  27. Acute Myocardial Infarction • “Silent” MI more common • Commonly presents with dyspnea only • May present with signs, symptoms of acute abdomen--including tenderness, rigidity

  28. Acute Myocardial Infarction • Possibly just vague symptoms • Weakness • Fatigue • Syncope • Incontinence • Confusion • TIA/CVA

  29. Acute Myocardial Infarction If adding “chest pain” to their list of symptoms would make you think MI, IT’S AN MI!

  30. Congestive Heart Failure • May present as nocturnal confusion • Large fluid-filled blisters may develop on legs, especially if patient sleeps sitting up • Bed-ridden patients may have fluid over sacral areas rather than feet, legs

  31. Respiratory Disease

  32. Pulmonary Edema • Fluid in lungs • Causes include • CHF • Myocardial infarction • Heart valve disease • Signs/Symptoms • Orthopnea • Coughing • Pink, frothy sputum • Rales, wheezing

  33. Pulmonary Embolism • Blockage of pulmonary blood vessels • Most common cause is blood clots from lower extremities • Suspect in any patient with sudden onset of dyspnea when cause cannot be quickly identified

  34. Pneumonia • Lung infection • Common in elderly due to aspiration, decreased immune function • Possibly atypical presentations • Absence of cough, fever • Abdominal rather than chest pain • Altered mental status

  35. Chronic Obstructive Pulmonary Disease • 5th leading cause of death in males 55 to 75 • Consider possible spontaneous pneumo in COPD patient who suddenly decompensates What would you assess to determine if spontaneous pneumothorax is present?

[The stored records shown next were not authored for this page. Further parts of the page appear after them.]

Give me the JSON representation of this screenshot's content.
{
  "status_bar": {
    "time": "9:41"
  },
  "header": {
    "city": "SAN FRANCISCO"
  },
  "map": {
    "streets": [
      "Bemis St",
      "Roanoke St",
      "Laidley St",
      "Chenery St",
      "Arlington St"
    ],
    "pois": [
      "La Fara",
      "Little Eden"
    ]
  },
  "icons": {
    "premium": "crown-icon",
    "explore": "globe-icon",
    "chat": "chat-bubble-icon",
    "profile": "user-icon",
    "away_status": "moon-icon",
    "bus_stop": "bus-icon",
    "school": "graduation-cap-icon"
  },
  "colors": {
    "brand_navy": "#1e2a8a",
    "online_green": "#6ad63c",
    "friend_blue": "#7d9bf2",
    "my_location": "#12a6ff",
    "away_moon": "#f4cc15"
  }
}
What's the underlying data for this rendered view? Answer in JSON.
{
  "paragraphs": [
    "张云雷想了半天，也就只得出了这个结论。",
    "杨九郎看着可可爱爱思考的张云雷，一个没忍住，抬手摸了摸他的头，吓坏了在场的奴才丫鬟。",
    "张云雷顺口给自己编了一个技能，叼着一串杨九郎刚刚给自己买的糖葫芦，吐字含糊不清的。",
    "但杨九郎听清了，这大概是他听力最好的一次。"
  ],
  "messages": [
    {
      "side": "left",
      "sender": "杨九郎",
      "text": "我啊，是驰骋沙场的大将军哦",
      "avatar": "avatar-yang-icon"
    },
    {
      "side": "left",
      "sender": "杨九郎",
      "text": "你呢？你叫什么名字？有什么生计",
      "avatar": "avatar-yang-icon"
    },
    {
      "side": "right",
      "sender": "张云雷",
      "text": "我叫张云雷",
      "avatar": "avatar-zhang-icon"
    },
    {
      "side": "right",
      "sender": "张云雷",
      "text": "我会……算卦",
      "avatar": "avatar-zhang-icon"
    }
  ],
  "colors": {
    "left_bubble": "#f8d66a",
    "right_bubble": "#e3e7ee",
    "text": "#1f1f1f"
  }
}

  36. Neuropsychiatric Disease

  37. Dementia/Altered Mental Status • Distinguish between acute, chronic onset • Never assume acute dementia or altered mental status is due to “senility” • Ask relatives, other caregivers what baseline mental status is

  38. Head injury with subdural hematoma Alcohol, drug intoxication, withdrawal Tumor CNS Infections Electrolyte imbalances Cardiac failure Hypoglycemia Hypoxia Drug interactions Dementia/Altered Mental Status Possible Causes

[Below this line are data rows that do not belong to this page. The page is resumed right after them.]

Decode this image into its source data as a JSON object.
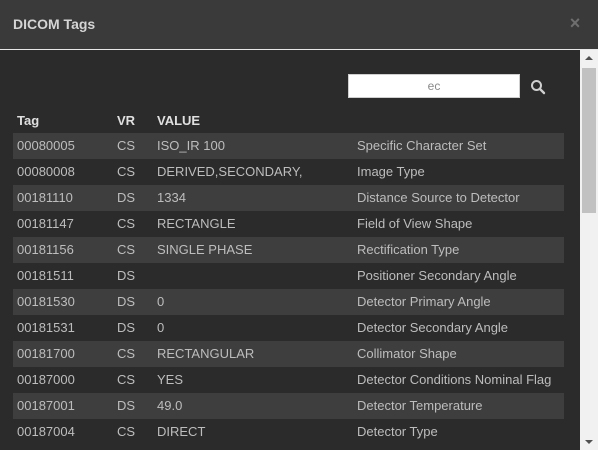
{
  "dialog": {
    "title": "DICOM Tags",
    "close_label": "×"
  },
  "search": {
    "value": "ec",
    "icon": "search-icon"
  },
  "table": {
    "headers": [
      "Tag",
      "VR",
      "VALUE"
    ],
    "rows": [
      {
        "tag": "00080005",
        "vr": "CS",
        "value": "ISO_IR 100",
        "description": "Specific Character Set"
      },
      {
        "tag": "00080008",
        "vr": "CS",
        "value": "DERIVED,SECONDARY,",
        "description": "Image Type"
      },
      {
        "tag": "00181110",
        "vr": "DS",
        "value": "1334",
        "description": "Distance Source to Detector"
      },
      {
        "tag": "00181147",
        "vr": "CS",
        "value": "RECTANGLE",
        "description": "Field of View Shape"
      },
      {
        "tag": "00181156",
        "vr": "CS",
        "value": "SINGLE PHASE",
        "description": "Rectification Type"
      },
      {
        "tag": "00181511",
        "vr": "DS",
        "value": "",
        "description": "Positioner Secondary Angle"
      },
      {
        "tag": "00181530",
        "vr": "DS",
        "value": "0",
        "description": "Detector Primary Angle"
      },
      {
        "tag": "00181531",
        "vr": "DS",
        "value": "0",
        "description": "Detector Secondary Angle"
      },
      {
        "tag": "00181700",
        "vr": "CS",
        "value": "RECTANGULAR",
        "description": "Collimator Shape"
      },
      {
        "tag": "00187000",
        "vr": "CS",
        "value": "YES",
        "description": "Detector Conditions Nominal Flag"
      },
      {
        "tag": "00187001",
        "vr": "DS",
        "value": "49.0",
        "description": "Detector Temperature"
      },
      {
        "tag": "00187004",
        "vr": "CS",
        "value": "DIRECT",
        "description": "Detector Type"
      }
    ]
  },
  "colors": {
    "background": "#2b2b2b",
    "header": "#3a3a3a",
    "row_stripe": "#3e3e3e",
    "text": "#bdbdbd"
  }
}
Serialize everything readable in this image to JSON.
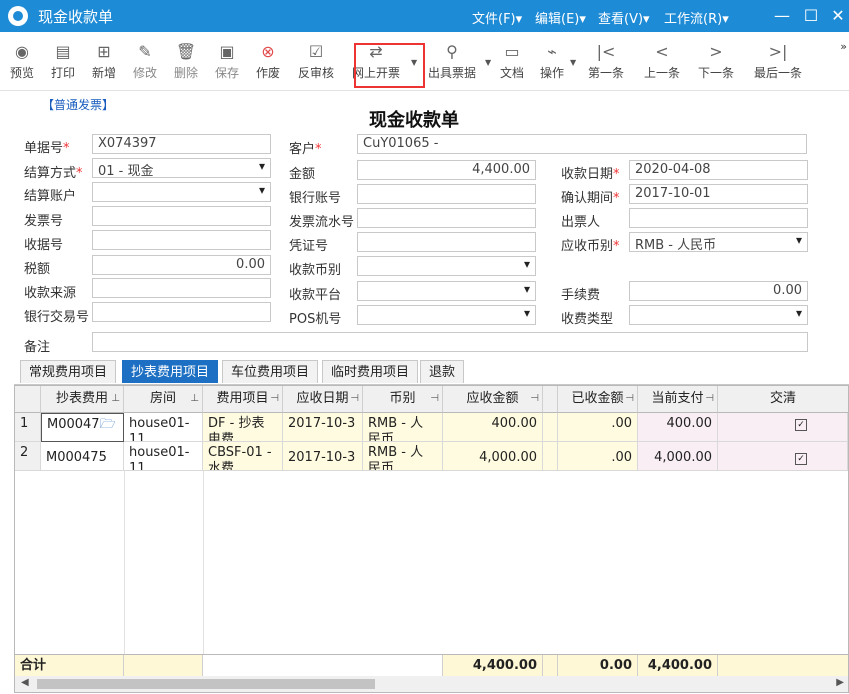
{
  "window": {
    "title": "现金收款单",
    "menus": [
      "文件(F)",
      "编辑(E)",
      "查看(V)",
      "工作流(R)"
    ],
    "min_label": "—",
    "max_label": "☐",
    "close_label": "✕"
  },
  "toolbar": {
    "preview": "预览",
    "print": "打印",
    "add": "新增",
    "edit": "修改",
    "delete": "删除",
    "save": "保存",
    "void": "作废",
    "unaudit": "反审核",
    "online_invoice": "网上开票",
    "issue_receipt": "出具票据",
    "document": "文档",
    "operation": "操作",
    "first": "第一条",
    "prev": "上一条",
    "next": "下一条",
    "last": "最后一条"
  },
  "form": {
    "invoice_type": "【普通发票】",
    "heading": "现金收款单",
    "doc_no": {
      "label": "单据号",
      "value": "X074397"
    },
    "customer": {
      "label": "客户",
      "value": "CuY01065 -"
    },
    "settle_method": {
      "label": "结算方式",
      "value": "01 - 现金"
    },
    "amount": {
      "label": "金额",
      "value": "4,400.00"
    },
    "receipt_date": {
      "label": "收款日期",
      "value": "2020-04-08"
    },
    "settle_account": {
      "label": "结算账户",
      "value": ""
    },
    "bank_account": {
      "label": "银行账号",
      "value": ""
    },
    "confirm_period": {
      "label": "确认期间",
      "value": "2017-10-01"
    },
    "invoice_no": {
      "label": "发票号",
      "value": ""
    },
    "invoice_serial": {
      "label": "发票流水号",
      "value": ""
    },
    "drawer": {
      "label": "出票人",
      "value": ""
    },
    "receipt_no": {
      "label": "收据号",
      "value": ""
    },
    "voucher_no": {
      "label": "凭证号",
      "value": ""
    },
    "ar_currency": {
      "label": "应收币别",
      "value": "RMB - 人民币"
    },
    "tax": {
      "label": "税额",
      "value": "0.00"
    },
    "receipt_currency": {
      "label": "收款币别",
      "value": ""
    },
    "source": {
      "label": "收款来源",
      "value": ""
    },
    "platform": {
      "label": "收款平台",
      "value": ""
    },
    "fee": {
      "label": "手续费",
      "value": "0.00"
    },
    "bank_trx": {
      "label": "银行交易号",
      "value": ""
    },
    "pos": {
      "label": "POS机号",
      "value": ""
    },
    "charge_type": {
      "label": "收费类型",
      "value": ""
    },
    "remark": {
      "label": "备注",
      "value": ""
    }
  },
  "tabs": [
    "常规费用项目",
    "抄表费用项目",
    "车位费用项目",
    "临时费用项目",
    "退款"
  ],
  "grid": {
    "headers": [
      "抄表费用",
      "房间",
      "费用项目",
      "应收日期",
      "币别",
      "应收金额",
      "",
      "已收金额",
      "当前支付",
      "交清"
    ],
    "rows": [
      {
        "idx": "1",
        "meter": "M00047",
        "room": "house01-\n11",
        "item": "DF - 抄表\n电费",
        "due_date": "2017-10-3",
        "currency": "RMB - 人\n民币",
        "receivable": "400.00",
        "received": ".00",
        "current": "400.00",
        "settled": true
      },
      {
        "idx": "2",
        "meter": "M000475",
        "room": "house01-\n11",
        "item": "CBSF-01 -\n水费",
        "due_date": "2017-10-3",
        "currency": "RMB - 人\n民币",
        "receivable": "4,000.00",
        "received": ".00",
        "current": "4,000.00",
        "settled": true
      }
    ],
    "total_label": "合计",
    "total_receivable": "4,400.00",
    "total_received": "0.00",
    "total_current": "4,400.00"
  }
}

  39. Cerebrovascular Accident • Emboli, thrombi more common • CVA/TIA signs often subtle—dizziness, behavioral change, altered affect • Headache, especially if localized, is significant • TIAs common; 1/3 progress to CVA • Stroke-like symptoms may be delayed effect of head trauma

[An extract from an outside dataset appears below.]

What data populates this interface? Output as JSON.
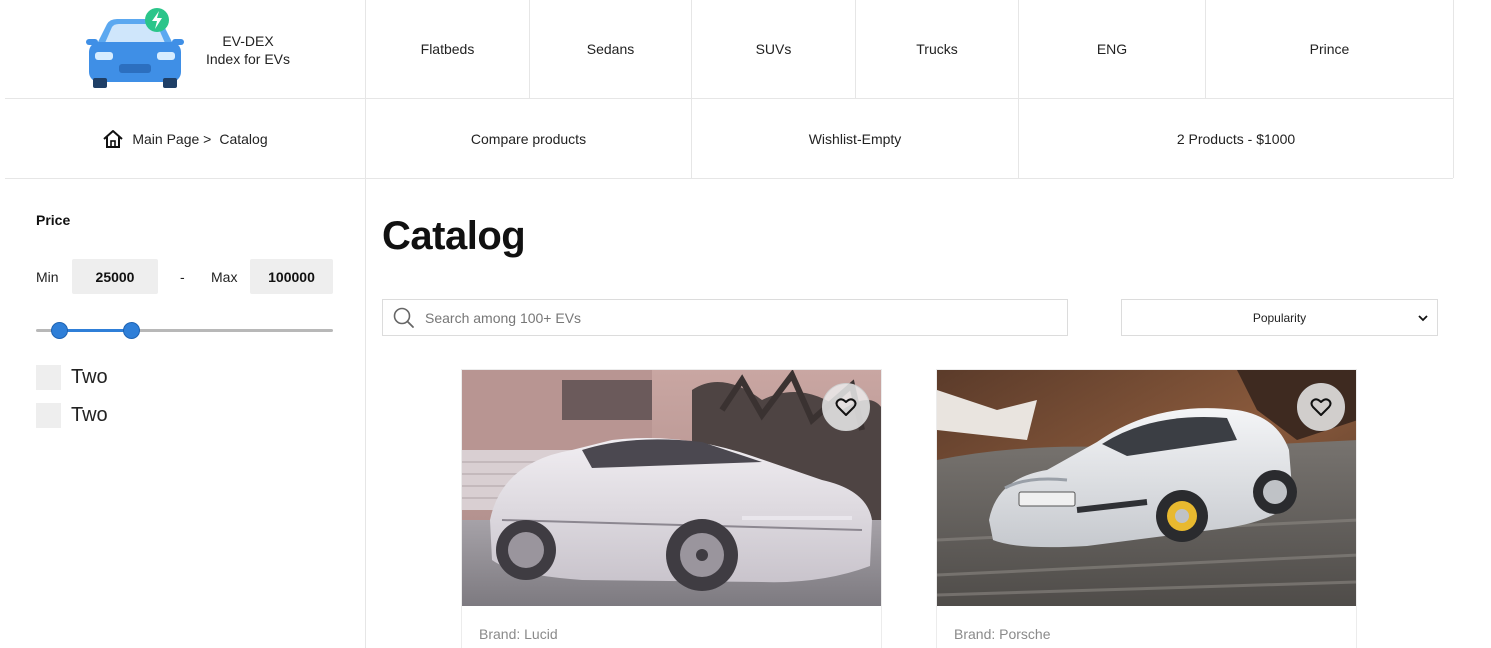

  40. Seizures • All first time seizures in elderly are dangerous • Possible causes • CVA • Arrhythmias • Infection • Alcohol, drug withdrawal • Tumors • Head trauma • Hypoglycemia • Electrolyte imbalance

  41. Syncope • Morbidity, mortality higher • Consider • Cardiogenic causes (MI, arrhythmias) • Transient ischemic attack • Drug effects (beta blockers, vasodilators) • Volume depletion

  42. Depression • Common problem • May account for symptoms of “senility” • Persons >65 account for 25% of all suicides • Treat as immediate life threat!

  43. Trauma

  44. Head Injury • More likely, even with minor trauma • Signs of increased ICP develop slowly • Patient may have forgotten injury, delayed presentation may be mistaken for CVA What change in the elderly accounts for increased ICP’s slower onset?

  45. Cervical Injury • Osteoporosis, narrow spinal canal increase injury risk from trivial forces • Sudden neck movements may cause cord injury without fracture • Decreased pain sensation may mask pain of fracture

  46. Hypovolemia & Shock • Decreased ability to compensate • Progress to irreversible shock rapidly • Tolerate hypoperfusion poorly, even for short periods

  47. Hypovolemia & Shock • Hypoperfusion may occur at “normal” pressures • Medications (beta blockers) may mask signs of shock Why can older persons be hypoperfusing at a “normal” blood pressure?

  48. Positioning & Packaging May have to be modified to accommodate physical deformities

  49. Environmental Emergencies

  50. Environmental Emergencies • Tolerate temperature extremes poorly • Contributing factors • Cardiovascular disease • Endocrine disease • Poor nutrition • Drug effects • Low, fixed incomes